The recently published study in Environmental Health Perspectives investigated the possible contribution of heating coil to metal exposure in e-cigarette users wherein scientists examined 56 e-cigarette sample devices obtained from daily e-cigarette users to identify the transfer of metals from the heating coil to the e-liquid and the generated aerosol. But in over half of the e-cigs, the liquid inside the dispenser and the aerosol contained significant levels of chromium, nickel, and lead. Study authors pointed out that chronic inhalation of these metals has been linked to lung, liver, immune, cardiovascular and brain damage, and even cancers.

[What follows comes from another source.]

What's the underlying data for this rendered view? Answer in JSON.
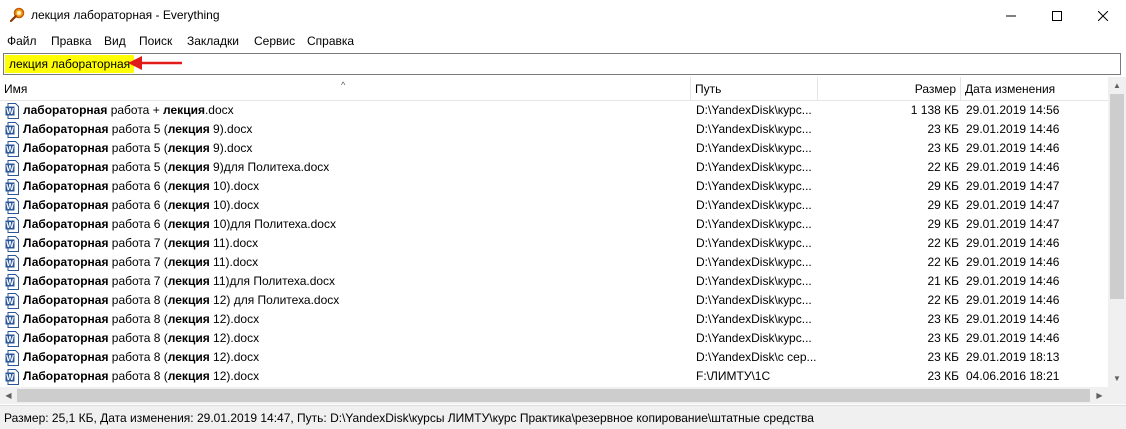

The amount of lead found in the aerosols produced by the devices was, in some cases, more than 25 times greater than in the refill dispensers.
The researchers called on the US Food and Drugs Administration (FDA) to regulate the devices.
E-cigarettes have increasingly been seen as a possible savior for many who struggle to kick their cigarette addiction, as the vapor is deemed much less risky than the tar caused by regular smoking.
The research was carried out at John Hopkins University, where the researchers conducted a study in which participated 56 users of electronic cigarettes. The researchers then asked to test the levels of toxic metals in the users' e-liquid before it had been put into the device, the e-liquid in the storage tank of the device, and in the vapor that came out of the device. Four metals were excluded because of low levels: arsenic, titanium, uranium and tungsten.
'These were median levels only, ' says senior study author Dr Ana María Rule.
The question is whether exposure to those toxic metals, at the level found in normal, everyday e-cigarette use, is risky. They found highly toxic arsenic in 10 samples, according to USA Today. Nickel, chromium and manganese approached or exceeded safe limits, the researchers report.
E-cigarette heating coils are normally made of nickel, chromium and a few other elements.
"We don't know yet whether metals are chemically leaching from the coil or vaporizing when it's heated", Rule said.
Test results also showed that aerosol metal concentrations were highest for e-cigarettes with more frequently changed coils.
The FDA does not now regulate e-cigarettes but has the authority to do so, the study authors noted. The heat generates aerosol, which is a mix of vapors and tiny droplets formed from the e-liquid. Rule's team plans further studies. "We've established with this study that there are exposures to these metals, which is the first step, but we need also to determine the actual health effects", she says. An earlier study had indicated that the flavorings in e-cigarettes could damage heart muscle.